We must make ensure that our youth are advised by parents, teachers, and Imams to not be fooled by those with extreme views, whether about religion or worldly circumstances. They must be taught that extremism leads to bigoted and immoderate madness, utterly far from the way of the religion and the Prophet ﷺ. Our youth must be guided to learn only from authentic Islamic sources and be duly cautious about what they find on the internet, so as to not get trapped by people whose ideas wreak havoc and bring only misery and devastation.
Rather, they should be taught to live their lives according to the beautiful principles of Islam and to make sincere supplication for themselves, the ummah, and humanity at large, for resolution of conflicts and the path to peace being illuminated by the wisdom provided by Allah and His Messenger ﷺ. They need to remember that the Prophet ﷺ warned: “There will come towards the end of time a people who will be young in age, having reckless and deficient intellects. They will speak with the statements of the best of creation, yet they will pass through Islam just as an arrow passes through a target. Their faith will not even reach beyond their throats.” Parents need to take more interest in, and maintain awareness of, our children’s views on issues pertaining to the deen. They must make sure to set a proper example in word and action so that extremist sentiment has no place to grow within the minds and hearts of our children and youth.
Lastly, the masajid and Islamic Centers have an important part to play in combating extremism.

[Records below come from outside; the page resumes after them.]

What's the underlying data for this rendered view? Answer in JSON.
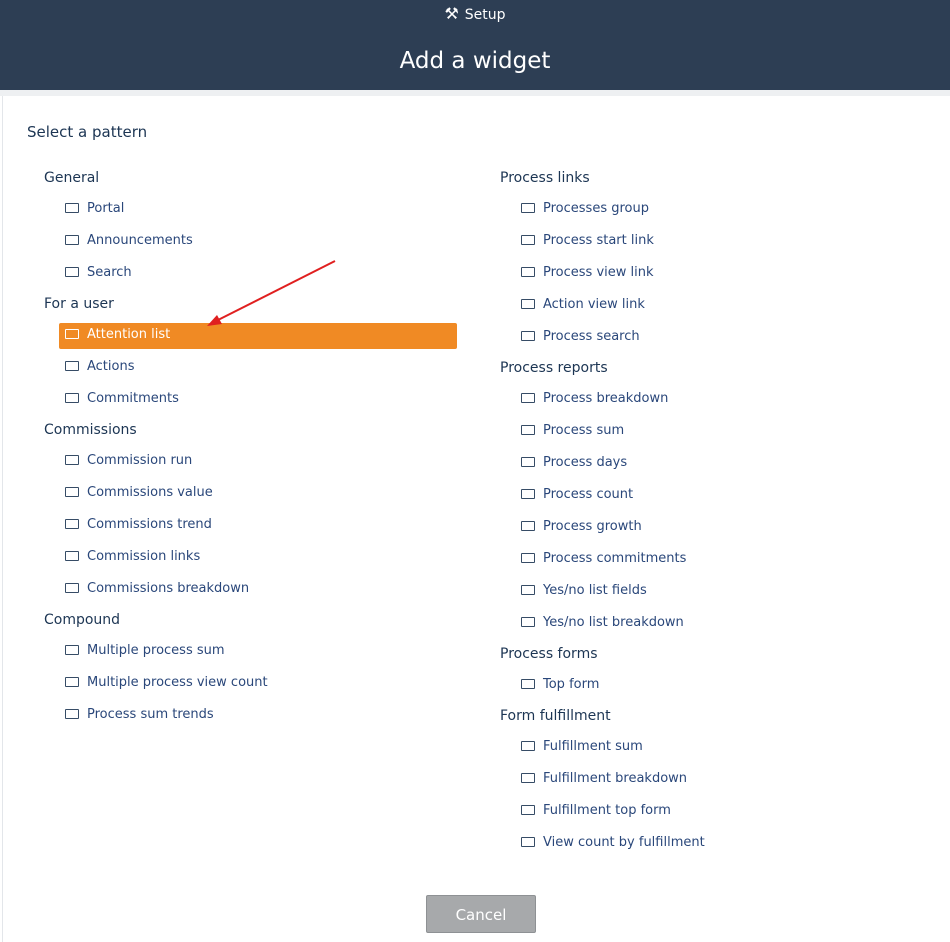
{
  "header": {
    "setup_icon": "tools-icon",
    "setup_label": "Setup",
    "title": "Add a widget"
  },
  "select_pattern": "Select a pattern",
  "left_groups": [
    {
      "label": "General",
      "items": [
        "Portal",
        "Announcements",
        "Search"
      ]
    },
    {
      "label": "For a user",
      "items": [
        "Attention list",
        "Actions",
        "Commitments"
      ]
    },
    {
      "label": "Commissions",
      "items": [
        "Commission run",
        "Commissions value",
        "Commissions trend",
        "Commission links",
        "Commissions breakdown"
      ]
    },
    {
      "label": "Compound",
      "items": [
        "Multiple process sum",
        "Multiple process view count",
        "Process sum trends"
      ]
    }
  ],
  "right_groups": [
    {
      "label": "Process links",
      "items": [
        "Processes group",
        "Process start link",
        "Process view link",
        "Action view link",
        "Process search"
      ]
    },
    {
      "label": "Process reports",
      "items": [
        "Process breakdown",
        "Process sum",
        "Process days",
        "Process count",
        "Process growth",
        "Process commitments",
        "Yes/no list fields",
        "Yes/no list breakdown"
      ]
    },
    {
      "label": "Process forms",
      "items": [
        "Top form"
      ]
    },
    {
      "label": "Form fulfillment",
      "items": [
        "Fulfillment sum",
        "Fulfillment breakdown",
        "Fulfillment top form",
        "View count by fulfillment"
      ]
    }
  ],
  "selected_item": "Attention list",
  "cancel_label": "Cancel",
  "colors": {
    "header_bg": "#2d3e54",
    "highlight": "#f08a24",
    "annotation_arrow": "#e02020"
  }
}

Khateeb must address these issues in unequivocal terms and clarify areas of confusion and remind all members of the congregation of the Islamic teachings that oppose extremist thought or action. We must express conspicuously and decisively that extreme views are un-Islamic and lead to severe consequences. It is time that we avert and collapse all forms of extremism by exemplifying the true mercy of God, whose religion and message are distinguished by caring, compassion, and overriding humaneness. Prophet Muhammad ﷺ is the superlative example and teacher of such nobility, saying, “Be merciful to those on the earth and the One above the heavens will have mercy upon you.” [Al-Tirmidhi] And to those who dare think that he intends us to understand that such mercy is to be extended only to those who profess Islam, let them reflect on this: Some companions said to the Prophet during a time of great persecution, “Pray to God against the idolators and curse them.” The Prophet ﷺ replied, “I have not been sent to lay a curse upon men but to be a blessing to them.” [Sahih Muslim]
Today marks the 20th anniversary of the tragic events of September 11, 2001. It serves as both a reminder of one of the most traumatizing occurrences to unfold on American soil and as a testimony to the resilience of every community living here in America.